(Data excerpts)
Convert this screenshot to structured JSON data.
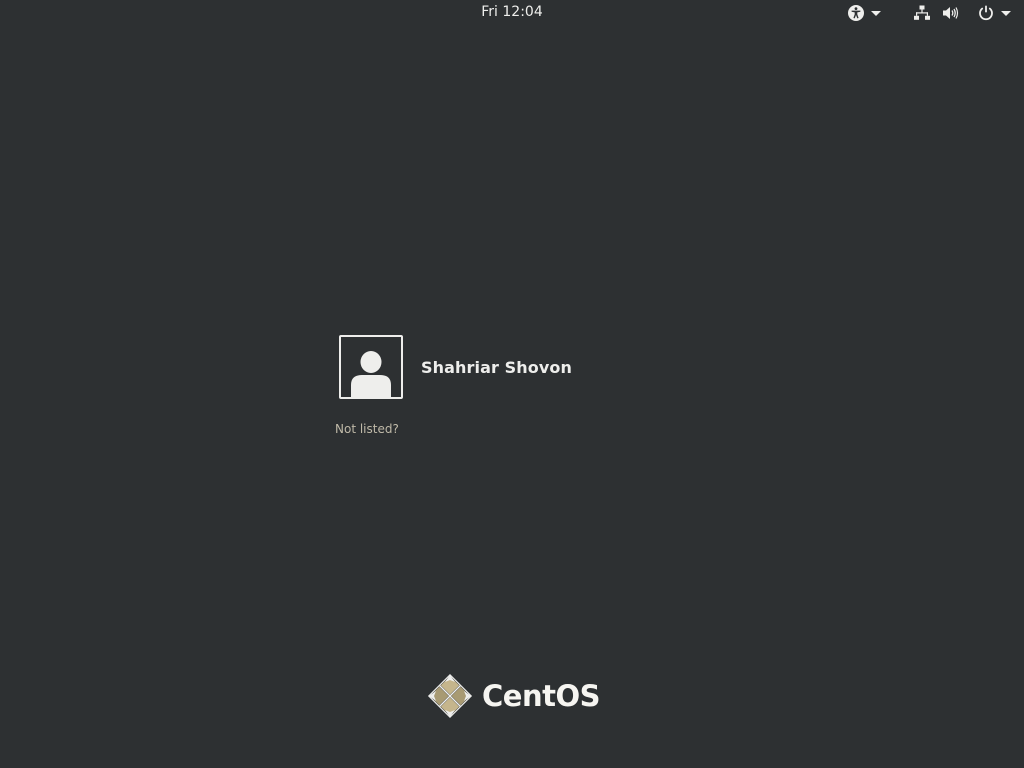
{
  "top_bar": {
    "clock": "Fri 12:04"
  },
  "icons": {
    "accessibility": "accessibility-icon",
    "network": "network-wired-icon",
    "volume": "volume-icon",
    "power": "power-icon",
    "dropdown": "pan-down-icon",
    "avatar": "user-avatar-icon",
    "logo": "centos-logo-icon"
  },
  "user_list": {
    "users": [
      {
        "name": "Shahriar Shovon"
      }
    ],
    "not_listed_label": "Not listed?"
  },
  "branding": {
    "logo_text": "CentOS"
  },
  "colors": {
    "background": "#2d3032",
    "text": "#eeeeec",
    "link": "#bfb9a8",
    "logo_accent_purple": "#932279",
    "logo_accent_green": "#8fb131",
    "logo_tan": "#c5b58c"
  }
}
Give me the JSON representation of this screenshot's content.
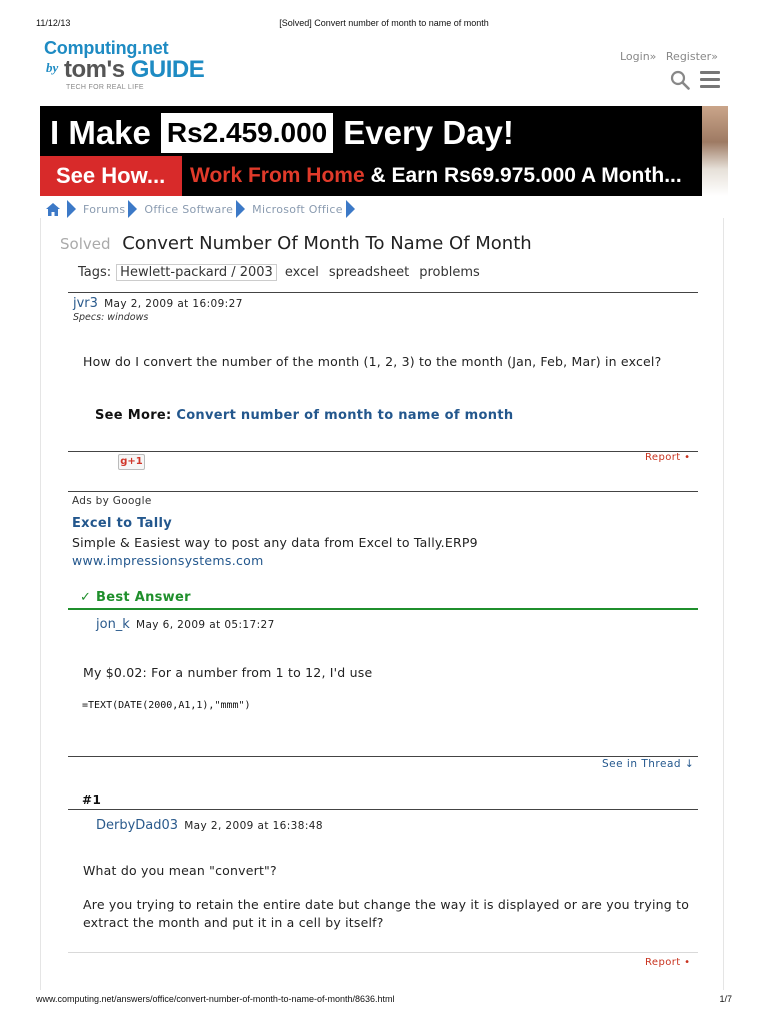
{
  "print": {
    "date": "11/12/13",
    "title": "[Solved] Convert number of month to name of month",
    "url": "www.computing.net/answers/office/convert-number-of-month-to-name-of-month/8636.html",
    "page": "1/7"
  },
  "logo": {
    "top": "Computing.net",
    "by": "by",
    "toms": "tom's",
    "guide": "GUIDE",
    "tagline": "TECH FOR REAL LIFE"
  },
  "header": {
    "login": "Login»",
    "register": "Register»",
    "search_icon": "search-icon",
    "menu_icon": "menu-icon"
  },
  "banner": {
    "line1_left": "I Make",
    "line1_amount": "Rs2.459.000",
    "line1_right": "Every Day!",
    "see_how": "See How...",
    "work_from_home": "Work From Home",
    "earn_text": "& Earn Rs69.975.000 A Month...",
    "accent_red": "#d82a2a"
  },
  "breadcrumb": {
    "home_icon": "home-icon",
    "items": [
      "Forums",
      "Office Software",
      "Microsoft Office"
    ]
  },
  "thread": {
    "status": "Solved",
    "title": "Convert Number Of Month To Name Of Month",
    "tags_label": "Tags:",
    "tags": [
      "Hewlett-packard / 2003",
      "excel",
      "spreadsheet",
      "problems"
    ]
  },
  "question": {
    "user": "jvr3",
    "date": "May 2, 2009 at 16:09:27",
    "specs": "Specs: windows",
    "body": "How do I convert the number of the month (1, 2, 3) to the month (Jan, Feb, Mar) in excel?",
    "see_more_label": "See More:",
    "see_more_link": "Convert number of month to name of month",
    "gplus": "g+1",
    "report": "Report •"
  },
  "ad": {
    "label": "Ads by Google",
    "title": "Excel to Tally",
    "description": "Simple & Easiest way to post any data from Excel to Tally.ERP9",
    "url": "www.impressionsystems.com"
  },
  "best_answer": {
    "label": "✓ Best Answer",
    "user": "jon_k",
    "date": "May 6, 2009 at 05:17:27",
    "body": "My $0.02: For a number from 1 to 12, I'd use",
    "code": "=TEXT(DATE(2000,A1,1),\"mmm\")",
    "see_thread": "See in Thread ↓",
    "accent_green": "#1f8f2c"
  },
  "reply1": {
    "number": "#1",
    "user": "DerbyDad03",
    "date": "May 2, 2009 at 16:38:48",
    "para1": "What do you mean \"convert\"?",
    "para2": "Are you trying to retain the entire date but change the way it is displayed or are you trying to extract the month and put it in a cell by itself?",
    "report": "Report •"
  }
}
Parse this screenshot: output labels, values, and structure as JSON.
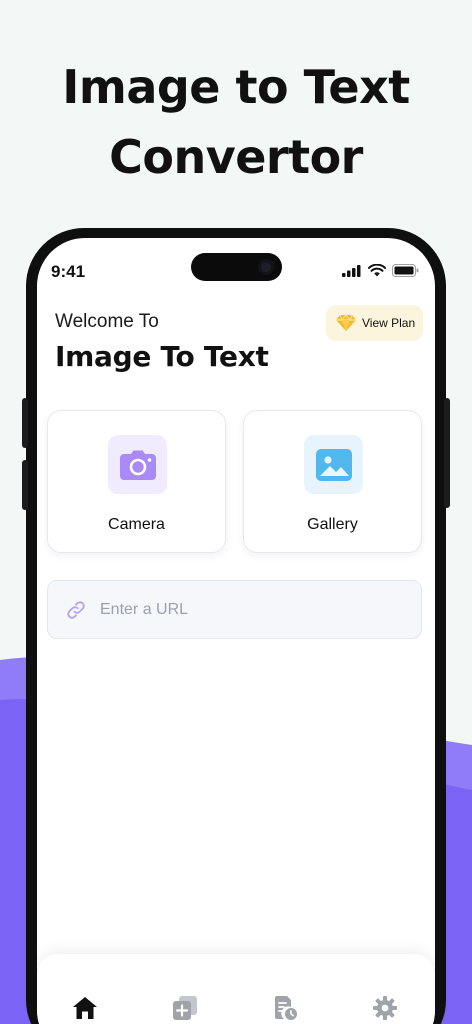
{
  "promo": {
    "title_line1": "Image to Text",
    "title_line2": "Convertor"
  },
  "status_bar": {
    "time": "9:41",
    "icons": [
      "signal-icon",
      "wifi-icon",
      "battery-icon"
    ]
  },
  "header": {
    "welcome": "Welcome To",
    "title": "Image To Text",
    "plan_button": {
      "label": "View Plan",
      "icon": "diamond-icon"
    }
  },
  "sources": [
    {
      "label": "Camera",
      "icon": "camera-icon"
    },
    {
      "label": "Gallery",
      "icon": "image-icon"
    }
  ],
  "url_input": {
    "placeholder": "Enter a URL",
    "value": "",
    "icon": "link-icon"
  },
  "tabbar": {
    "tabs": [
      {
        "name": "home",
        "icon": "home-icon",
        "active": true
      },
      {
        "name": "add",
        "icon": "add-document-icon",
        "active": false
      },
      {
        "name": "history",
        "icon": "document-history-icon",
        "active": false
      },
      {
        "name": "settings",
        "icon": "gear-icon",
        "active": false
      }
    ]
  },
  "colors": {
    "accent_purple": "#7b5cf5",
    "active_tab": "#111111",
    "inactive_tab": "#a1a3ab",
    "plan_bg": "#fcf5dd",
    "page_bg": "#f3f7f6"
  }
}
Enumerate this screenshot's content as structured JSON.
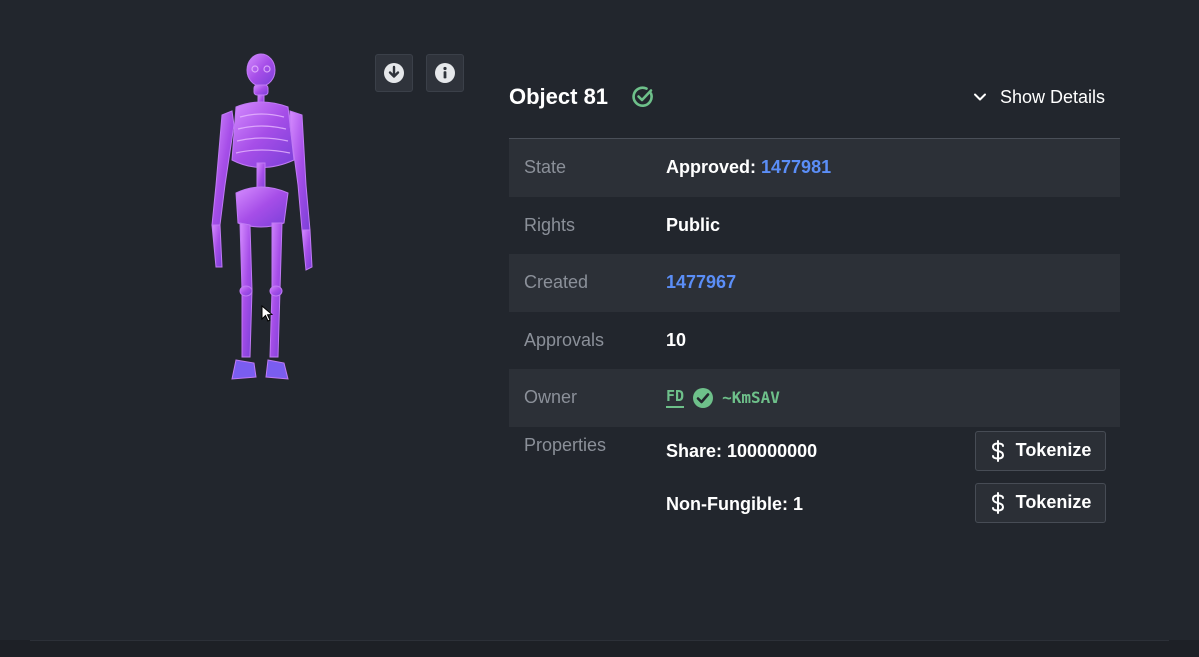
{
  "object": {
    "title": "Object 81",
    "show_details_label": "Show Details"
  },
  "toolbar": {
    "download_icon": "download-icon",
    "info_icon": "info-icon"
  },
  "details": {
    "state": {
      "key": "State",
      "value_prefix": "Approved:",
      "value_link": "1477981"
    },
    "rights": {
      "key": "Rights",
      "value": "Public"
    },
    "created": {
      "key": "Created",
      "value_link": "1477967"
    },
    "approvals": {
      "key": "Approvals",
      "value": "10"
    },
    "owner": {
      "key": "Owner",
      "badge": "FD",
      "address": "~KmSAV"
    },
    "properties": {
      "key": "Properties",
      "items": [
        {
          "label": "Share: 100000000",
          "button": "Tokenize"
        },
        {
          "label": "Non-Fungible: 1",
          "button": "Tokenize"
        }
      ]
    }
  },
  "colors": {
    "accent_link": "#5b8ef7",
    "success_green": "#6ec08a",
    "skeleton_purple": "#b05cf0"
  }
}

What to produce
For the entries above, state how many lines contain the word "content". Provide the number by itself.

Result for this exercise
2